# DIRECTIONS:
Examine the records and identify each line that includes the string "JSON". Copy those lines.

# GIVEN DATA:
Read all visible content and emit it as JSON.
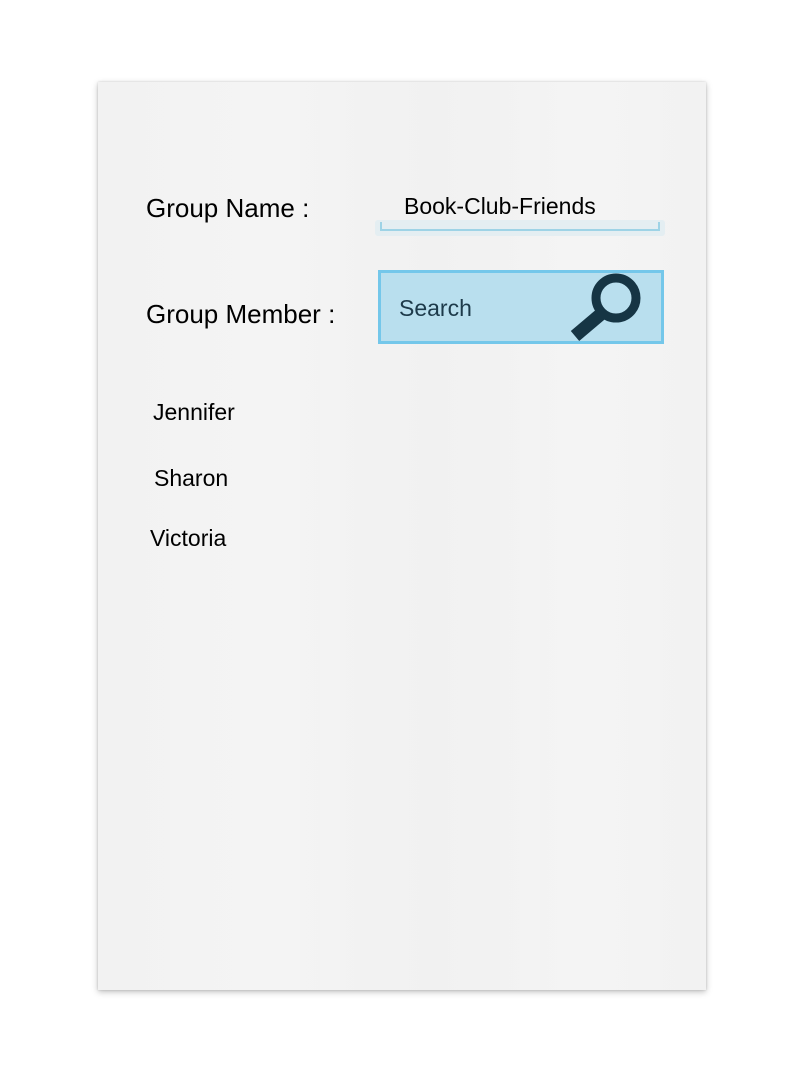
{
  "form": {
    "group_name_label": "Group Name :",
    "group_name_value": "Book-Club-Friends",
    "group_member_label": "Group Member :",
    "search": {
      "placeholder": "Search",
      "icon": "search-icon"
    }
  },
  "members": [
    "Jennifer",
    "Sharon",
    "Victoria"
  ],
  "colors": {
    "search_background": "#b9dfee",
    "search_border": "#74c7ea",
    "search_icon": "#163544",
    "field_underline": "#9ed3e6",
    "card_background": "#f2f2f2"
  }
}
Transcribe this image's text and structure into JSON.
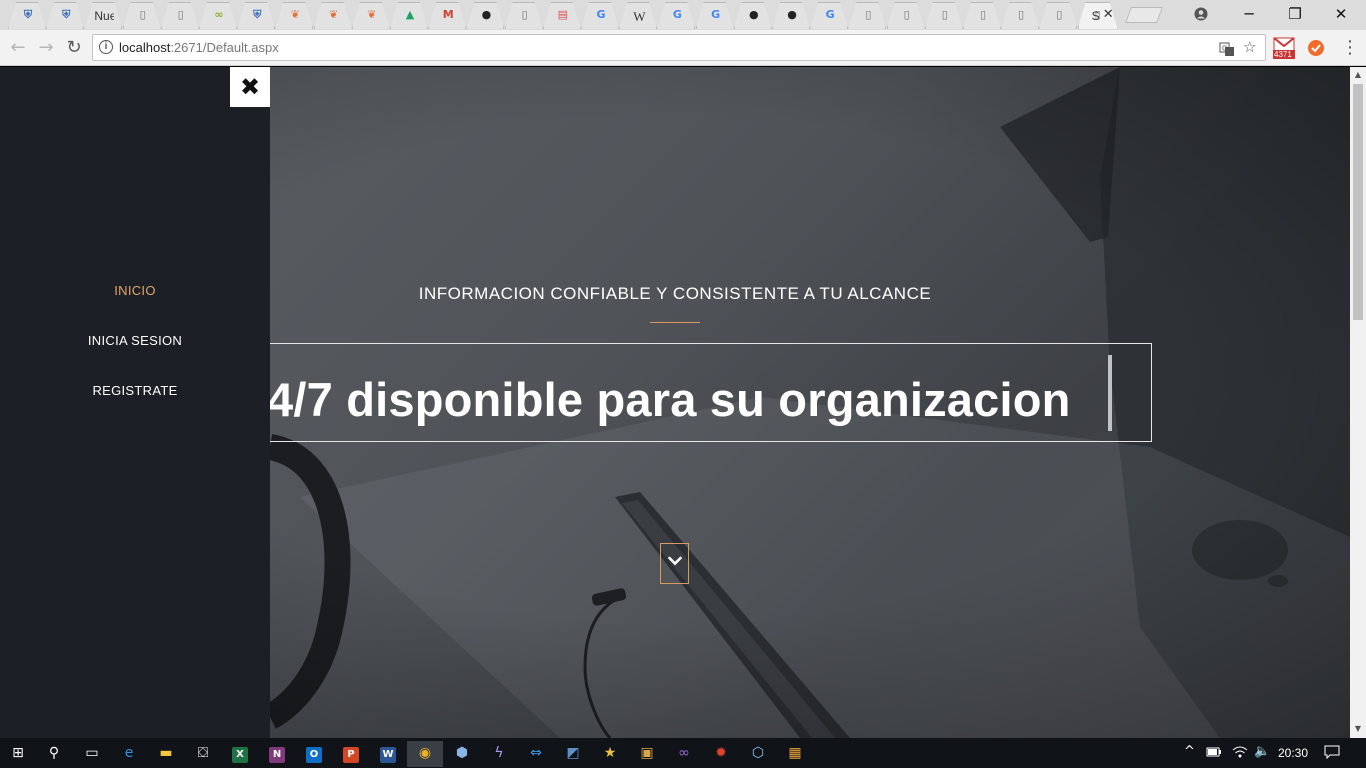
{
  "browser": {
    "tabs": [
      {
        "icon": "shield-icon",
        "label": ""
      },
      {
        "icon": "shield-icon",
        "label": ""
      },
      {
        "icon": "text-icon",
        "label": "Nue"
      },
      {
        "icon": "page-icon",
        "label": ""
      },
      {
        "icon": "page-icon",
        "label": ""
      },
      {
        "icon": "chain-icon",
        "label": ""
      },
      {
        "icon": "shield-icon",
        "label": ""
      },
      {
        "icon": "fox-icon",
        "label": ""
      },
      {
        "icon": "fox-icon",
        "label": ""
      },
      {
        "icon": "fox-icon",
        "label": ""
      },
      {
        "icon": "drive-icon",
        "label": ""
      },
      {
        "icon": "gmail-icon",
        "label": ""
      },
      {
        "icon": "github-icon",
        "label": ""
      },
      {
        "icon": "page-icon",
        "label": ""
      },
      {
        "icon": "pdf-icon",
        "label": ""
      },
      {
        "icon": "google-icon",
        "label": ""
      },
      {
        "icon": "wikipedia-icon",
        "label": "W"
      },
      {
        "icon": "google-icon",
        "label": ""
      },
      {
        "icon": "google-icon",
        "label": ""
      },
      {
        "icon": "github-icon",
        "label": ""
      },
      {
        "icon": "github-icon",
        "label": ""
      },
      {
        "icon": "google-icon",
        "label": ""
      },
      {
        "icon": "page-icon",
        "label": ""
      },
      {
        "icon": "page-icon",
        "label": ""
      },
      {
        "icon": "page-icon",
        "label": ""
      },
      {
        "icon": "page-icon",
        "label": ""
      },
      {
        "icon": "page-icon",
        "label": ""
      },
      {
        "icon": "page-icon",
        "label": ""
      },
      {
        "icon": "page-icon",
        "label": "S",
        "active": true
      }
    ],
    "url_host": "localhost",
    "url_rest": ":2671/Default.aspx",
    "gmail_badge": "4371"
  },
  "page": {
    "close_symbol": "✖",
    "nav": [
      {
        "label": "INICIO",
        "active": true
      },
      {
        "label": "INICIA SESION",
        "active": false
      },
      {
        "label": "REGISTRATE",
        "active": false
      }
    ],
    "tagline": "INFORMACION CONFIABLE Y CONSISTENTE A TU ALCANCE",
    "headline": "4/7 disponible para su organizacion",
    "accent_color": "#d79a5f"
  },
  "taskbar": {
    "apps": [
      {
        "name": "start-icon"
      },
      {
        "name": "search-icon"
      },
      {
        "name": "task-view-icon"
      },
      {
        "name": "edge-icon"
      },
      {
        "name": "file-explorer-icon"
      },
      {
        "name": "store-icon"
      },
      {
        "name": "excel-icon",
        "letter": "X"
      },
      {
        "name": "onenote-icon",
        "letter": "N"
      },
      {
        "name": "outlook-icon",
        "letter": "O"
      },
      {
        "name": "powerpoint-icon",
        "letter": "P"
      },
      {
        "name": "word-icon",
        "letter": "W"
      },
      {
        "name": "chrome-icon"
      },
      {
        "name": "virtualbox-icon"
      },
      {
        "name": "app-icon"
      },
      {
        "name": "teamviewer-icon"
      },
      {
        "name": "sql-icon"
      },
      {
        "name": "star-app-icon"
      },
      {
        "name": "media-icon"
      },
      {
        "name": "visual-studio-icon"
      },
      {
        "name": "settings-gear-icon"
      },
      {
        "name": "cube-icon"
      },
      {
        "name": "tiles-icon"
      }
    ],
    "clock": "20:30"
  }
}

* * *

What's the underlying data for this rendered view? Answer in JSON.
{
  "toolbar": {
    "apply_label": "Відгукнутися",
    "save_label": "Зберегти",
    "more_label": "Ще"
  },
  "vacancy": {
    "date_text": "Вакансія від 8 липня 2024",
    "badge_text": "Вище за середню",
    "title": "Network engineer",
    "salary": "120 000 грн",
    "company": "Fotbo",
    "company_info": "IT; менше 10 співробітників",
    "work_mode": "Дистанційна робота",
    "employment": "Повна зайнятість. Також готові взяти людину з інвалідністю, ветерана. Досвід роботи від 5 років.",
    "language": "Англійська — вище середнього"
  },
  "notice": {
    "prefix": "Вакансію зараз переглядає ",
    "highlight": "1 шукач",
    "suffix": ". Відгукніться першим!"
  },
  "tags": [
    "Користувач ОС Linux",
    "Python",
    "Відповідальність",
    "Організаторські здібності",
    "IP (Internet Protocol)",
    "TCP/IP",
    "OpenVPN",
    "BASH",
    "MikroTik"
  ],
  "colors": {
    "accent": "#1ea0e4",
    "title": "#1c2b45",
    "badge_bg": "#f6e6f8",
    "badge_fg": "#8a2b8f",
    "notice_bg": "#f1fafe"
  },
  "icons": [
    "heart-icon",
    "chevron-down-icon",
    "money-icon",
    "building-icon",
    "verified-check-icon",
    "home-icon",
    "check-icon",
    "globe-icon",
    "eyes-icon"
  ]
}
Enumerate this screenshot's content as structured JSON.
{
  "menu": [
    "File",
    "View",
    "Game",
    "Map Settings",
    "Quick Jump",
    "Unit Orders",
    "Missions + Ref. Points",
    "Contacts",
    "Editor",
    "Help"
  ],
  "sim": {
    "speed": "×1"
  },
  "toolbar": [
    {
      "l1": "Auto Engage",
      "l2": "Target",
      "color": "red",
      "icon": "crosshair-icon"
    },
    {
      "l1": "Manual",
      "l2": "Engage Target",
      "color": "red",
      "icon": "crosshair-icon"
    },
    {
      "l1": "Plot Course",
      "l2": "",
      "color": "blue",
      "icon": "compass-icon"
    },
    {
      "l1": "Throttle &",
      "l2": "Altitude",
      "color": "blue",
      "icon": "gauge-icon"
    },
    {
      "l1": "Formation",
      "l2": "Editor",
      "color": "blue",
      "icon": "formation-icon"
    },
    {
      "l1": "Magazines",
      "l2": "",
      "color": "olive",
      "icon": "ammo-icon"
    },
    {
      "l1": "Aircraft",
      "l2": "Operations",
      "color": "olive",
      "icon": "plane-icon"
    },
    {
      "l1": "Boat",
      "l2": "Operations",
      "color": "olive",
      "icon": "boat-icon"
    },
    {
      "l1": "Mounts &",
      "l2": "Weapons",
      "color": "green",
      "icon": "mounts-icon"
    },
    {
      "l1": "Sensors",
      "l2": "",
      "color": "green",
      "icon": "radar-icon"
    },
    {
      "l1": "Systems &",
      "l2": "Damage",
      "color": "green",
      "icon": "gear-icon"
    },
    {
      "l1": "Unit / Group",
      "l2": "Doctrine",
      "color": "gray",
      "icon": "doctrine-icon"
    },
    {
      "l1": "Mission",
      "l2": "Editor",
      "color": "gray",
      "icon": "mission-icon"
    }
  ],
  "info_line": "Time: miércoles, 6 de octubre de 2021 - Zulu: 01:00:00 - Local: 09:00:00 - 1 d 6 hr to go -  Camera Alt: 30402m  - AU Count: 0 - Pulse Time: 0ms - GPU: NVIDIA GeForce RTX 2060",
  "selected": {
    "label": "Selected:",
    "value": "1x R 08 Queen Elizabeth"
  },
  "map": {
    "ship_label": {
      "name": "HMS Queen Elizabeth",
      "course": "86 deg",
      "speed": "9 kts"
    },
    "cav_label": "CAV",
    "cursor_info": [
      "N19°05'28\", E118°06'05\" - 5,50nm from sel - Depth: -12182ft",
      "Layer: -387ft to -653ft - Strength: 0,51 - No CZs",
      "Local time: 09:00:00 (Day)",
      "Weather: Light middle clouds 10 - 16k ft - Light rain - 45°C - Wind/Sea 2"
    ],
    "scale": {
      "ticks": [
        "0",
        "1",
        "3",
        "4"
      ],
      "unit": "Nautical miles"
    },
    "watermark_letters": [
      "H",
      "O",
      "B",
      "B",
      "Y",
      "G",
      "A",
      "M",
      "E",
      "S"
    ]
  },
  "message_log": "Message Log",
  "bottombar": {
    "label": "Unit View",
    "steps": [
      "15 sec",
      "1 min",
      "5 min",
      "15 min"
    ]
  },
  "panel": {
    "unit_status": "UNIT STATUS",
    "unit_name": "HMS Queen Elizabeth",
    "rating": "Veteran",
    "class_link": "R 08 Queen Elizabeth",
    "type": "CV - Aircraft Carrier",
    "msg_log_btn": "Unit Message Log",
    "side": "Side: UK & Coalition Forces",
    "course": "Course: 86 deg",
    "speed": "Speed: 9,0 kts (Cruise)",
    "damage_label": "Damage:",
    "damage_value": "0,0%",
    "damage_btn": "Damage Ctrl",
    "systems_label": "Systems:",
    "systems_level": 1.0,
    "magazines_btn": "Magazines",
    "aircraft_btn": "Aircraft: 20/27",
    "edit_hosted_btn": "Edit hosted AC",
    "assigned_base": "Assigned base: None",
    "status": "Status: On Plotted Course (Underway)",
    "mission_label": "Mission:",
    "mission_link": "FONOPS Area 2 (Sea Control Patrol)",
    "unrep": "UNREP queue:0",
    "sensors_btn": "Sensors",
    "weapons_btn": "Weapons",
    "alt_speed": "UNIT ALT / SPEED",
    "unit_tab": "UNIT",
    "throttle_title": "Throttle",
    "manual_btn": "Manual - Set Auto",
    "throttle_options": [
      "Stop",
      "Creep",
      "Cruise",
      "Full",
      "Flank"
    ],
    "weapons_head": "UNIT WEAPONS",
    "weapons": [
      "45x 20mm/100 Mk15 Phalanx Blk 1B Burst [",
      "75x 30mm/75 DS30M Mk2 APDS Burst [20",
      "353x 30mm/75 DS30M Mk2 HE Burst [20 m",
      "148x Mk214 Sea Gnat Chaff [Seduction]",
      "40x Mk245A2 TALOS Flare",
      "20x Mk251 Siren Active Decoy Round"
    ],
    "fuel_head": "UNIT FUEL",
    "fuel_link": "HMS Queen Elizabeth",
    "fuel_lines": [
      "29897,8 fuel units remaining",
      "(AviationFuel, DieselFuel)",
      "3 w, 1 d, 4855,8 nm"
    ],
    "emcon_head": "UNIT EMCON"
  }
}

# THE ANSWER:
Read all visible content and emit it as JSON.
Transcribe this image's text and structure into JSON.
What's the underlying data for this rendered view? Answer in JSON.
Enumerate this screenshot's content as structured JSON.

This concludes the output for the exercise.